top of page
< Back

Reviews: Unplanned Journey: from Moss Side to Eden (2014), Alcon Copisarow

Malcolm Brown

<plain_text><page sequence="1">Unplanned Journey:/rom Moss Side to Eden, Alcon Copisarow (Huddersfield: Jeremy Mills Publishing Ltd, 2014) isbn 978-1- 909837-21-8, pp xv + 403, £20. Too seldom do our Reviews cover autobiographies as engaging as this. Sir Alcon has a fascinating story to tell. Thanks to a seemingly photographic memory, he has left it until his mid-nineties to set down, which makes it the more remarkable an achievement. His early years were spent in Manchester where his father, a chemist</page><page sequence="2">186 REVIEWS at Owen's College, was a research assistant to Chaim Weizmann. His family were members of the South Manchester Hebrew Congregation, whose Hebrew classes Sir Alcon and his sister attended. At home, the Children's Encyclopaedia proved a magnet: his barmizvah presents were all books. He followed his father's suggestion to read geology at Manchester University, specializing in petrology and mineralogy. He then joined the raf, specializing in radar, before being transferred to the Royal Navy, his service of preference, as a staff instructor. A few months before the war ended, the Navy sent him to Washington to address members of the National Research Council.
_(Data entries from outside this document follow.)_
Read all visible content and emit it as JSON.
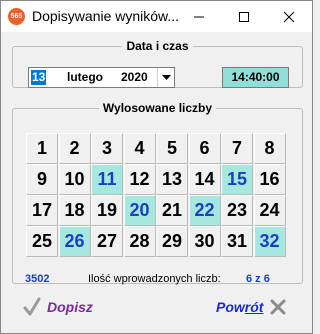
{
  "window": {
    "title": "Dopisywanie wyników...",
    "app_icon": "565"
  },
  "date_group": {
    "legend": "Data i czas",
    "day": "13",
    "month": "lutego",
    "year": "2020",
    "time": "14:40:00"
  },
  "numbers_group": {
    "legend": "Wylosowane liczby",
    "numbers": [
      {
        "n": "1",
        "sel": false
      },
      {
        "n": "2",
        "sel": false
      },
      {
        "n": "3",
        "sel": false
      },
      {
        "n": "4",
        "sel": false
      },
      {
        "n": "5",
        "sel": false
      },
      {
        "n": "6",
        "sel": false
      },
      {
        "n": "7",
        "sel": false
      },
      {
        "n": "8",
        "sel": false
      },
      {
        "n": "9",
        "sel": false
      },
      {
        "n": "10",
        "sel": false
      },
      {
        "n": "11",
        "sel": true
      },
      {
        "n": "12",
        "sel": false
      },
      {
        "n": "13",
        "sel": false
      },
      {
        "n": "14",
        "sel": false
      },
      {
        "n": "15",
        "sel": true
      },
      {
        "n": "16",
        "sel": false
      },
      {
        "n": "17",
        "sel": false
      },
      {
        "n": "18",
        "sel": false
      },
      {
        "n": "19",
        "sel": false
      },
      {
        "n": "20",
        "sel": true
      },
      {
        "n": "21",
        "sel": false
      },
      {
        "n": "22",
        "sel": true
      },
      {
        "n": "23",
        "sel": false
      },
      {
        "n": "24",
        "sel": false
      },
      {
        "n": "25",
        "sel": false
      },
      {
        "n": "26",
        "sel": true
      },
      {
        "n": "27",
        "sel": false
      },
      {
        "n": "28",
        "sel": false
      },
      {
        "n": "29",
        "sel": false
      },
      {
        "n": "30",
        "sel": false
      },
      {
        "n": "31",
        "sel": false
      },
      {
        "n": "32",
        "sel": true
      }
    ],
    "ticket_number": "3502",
    "entered_label": "Ilość wprowadzonych liczb:",
    "entered_count": "6 z 6"
  },
  "buttons": {
    "dopisz": "Dopisz",
    "powrot_underlined": "Pow",
    "powrot_rest": "rót"
  },
  "colors": {
    "selected_bg": "#a6e7e0",
    "selected_text": "#1a40c0",
    "dopisz": "#7a2a9a",
    "powrot": "#1a2ad0",
    "time_bg": "#8fe0d8"
  }
}
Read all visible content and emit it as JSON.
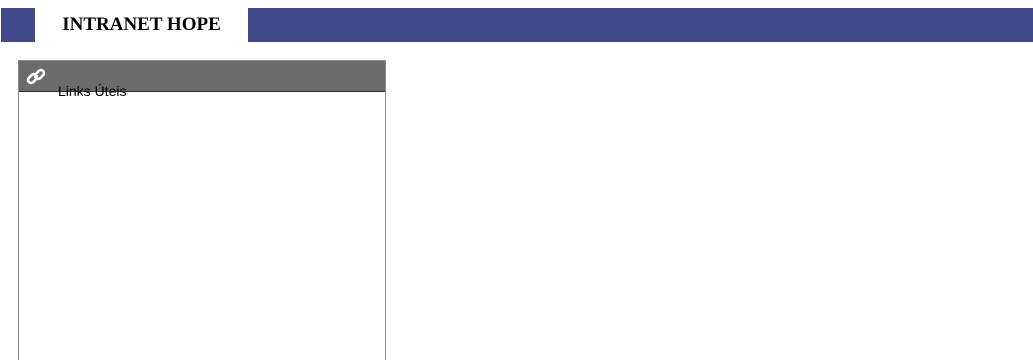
{
  "header": {
    "title": "INTRANET HOPE",
    "accent_color": "#404a8a"
  },
  "links_panel": {
    "icon": "link-icon",
    "title": "Links Úteis",
    "header_color": "#6b6b6b"
  }
}
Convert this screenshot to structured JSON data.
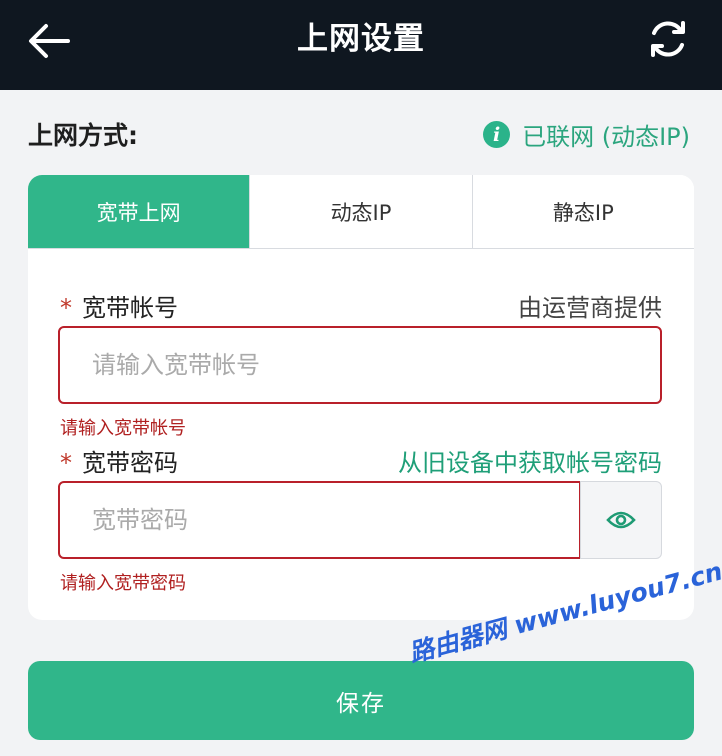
{
  "header": {
    "title": "上网设置",
    "back_icon": "arrow-left-icon",
    "refresh_icon": "refresh-icon"
  },
  "mode": {
    "label": "上网方式:",
    "status": "已联网 (动态IP)",
    "status_icon": "info-icon",
    "status_icon_glyph": "i"
  },
  "tabs": [
    {
      "label": "宽带上网",
      "active": true
    },
    {
      "label": "动态IP",
      "active": false
    },
    {
      "label": "静态IP",
      "active": false
    }
  ],
  "account": {
    "label": "宽带帐号",
    "required_mark": "*",
    "hint": "由运营商提供",
    "placeholder": "请输入宽带帐号",
    "value": "",
    "error": "请输入宽带帐号"
  },
  "password": {
    "label": "宽带密码",
    "required_mark": "*",
    "link": "从旧设备中获取帐号密码",
    "placeholder": "宽带密码",
    "value": "",
    "error": "请输入宽带密码",
    "toggle_icon": "eye-icon"
  },
  "save_label": "保存",
  "watermark": "路由器网 www.luyou7.cn",
  "colors": {
    "header_bg": "#0f1720",
    "accent": "#30b68a",
    "link": "#1f9f78",
    "error": "#b02020",
    "page_bg": "#f2f3f5"
  }
}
Demobilized, he obtained a post in the Ministry of Defence. This, he mentions almost parenthetically, was the last time he ever applied for a job. Few of his contemporaries can have been able to say the same at this stage of their careers. Desk-bound as duty demanded, he managed to return to sea three times, to the Arctic, the North Sea, and the Atlantic. In 1947 he joined the Joint Intelligence Bureau (jib), his introduction to intelligence work proper. As he says, "The Cold War was essentially a conflict of intelligence" but, loyal as he was to the jib, he could see no clear prospect of promotion. A chapter entitled "Family Matters" describes his introduction to the London community via Norman Bentwich and Ewen Montagu. He joined the New West London Synagogue, the Council of the aja, and the Hebrew University's Humanitarian Trust. He married Diana Castello in 1953 and the following year became Scientific Attaché and then Counsellor at the Paris Embassy where his brief extended to Belgium, Holland, Switzerland, and Italy, exploring opportunities for collaboration abroad between uk institutions, government, and business. He and his wife maintained a sometimes hectically busy social life between diplomatic highlights. Then in i960 the Department of Scientific and Industrial Research called him back to the uk where he was appointed the Director of the Forest Products Research Laboratory at Princes Risborough. Although knowing nothing of timber, he quickly achieved a turnabout in productivity. In 1962 he transferred to the National Economic Development Council (or Neddy), joined the Scientific Manpower Committee, and in 1964 moved across Whitehall as the Chief Scientific Officer in the new Ministry ofTechnology. He left in 1966 for McKinsey, the firm of management consultants, who appointed him their first non-American senior partner. There he gathered valuable experience, helping to reorganize the Bank of England and the Colonial Government in Hong Kong, among many institutions. In his mid-fifties, he branched out into a portfolio of business, regulatory,</page><page sequence="3">Unplanned Journey: /rom Moss Side to Eden, Alcon Copisarow 187 social, and charitable responsibilities, actively contributing over the next fortyyears to a broad range of fields. The Duke of Edinburgh, whom he had met on the Royal Visit to Paris in 1957, had recently launched the Award Scheme and its first director, Sir John Hunt, Sir Alcon also knew slightly. He offered to examine the scheme's performance to date (c. 1975), an offer enthusiastically accepted. Prince Philip called a press conference in 1976 to celebrate the 20th anniversary of the scheme where the "Copisarow Report", as the Prince designated it, was presented. The press welcomed it and the Prince invited him to join the Board of Trustees. During his trusteeship, he encouraged overseas participation in the scheme and his Report was summarized in the us Congressional Record. He joined the Royal Jubilee Trust, set up the Youth Business Initiative, and, when Prince Charles gave it his patronage, re-established it as the Prince's Youth Business Trust, which he chaired. Later, he served as the Chairman of the Athenaeum and the first Chairman of the Eden Project in Cornwall. As one might expect, these memoirs are dotted with vignettes of many celebrities encountered, the great, good, and notorious, from Winston Churchill, Margaret Thatcher, and Isaiah Berlin to Roald Dahl, Paul McCartney, and Richard Nixon. The book is dedicated to his wife of more than 60 years and contains a foreword by Lord Woolf. Sir Alcon's self- portrait will become essential reading for anybody concerned with British public life in recent times, and is itself witness to the stamina of one of our community's most distinguished sons. Malcolm Brown</page></plain_text>

bottom of page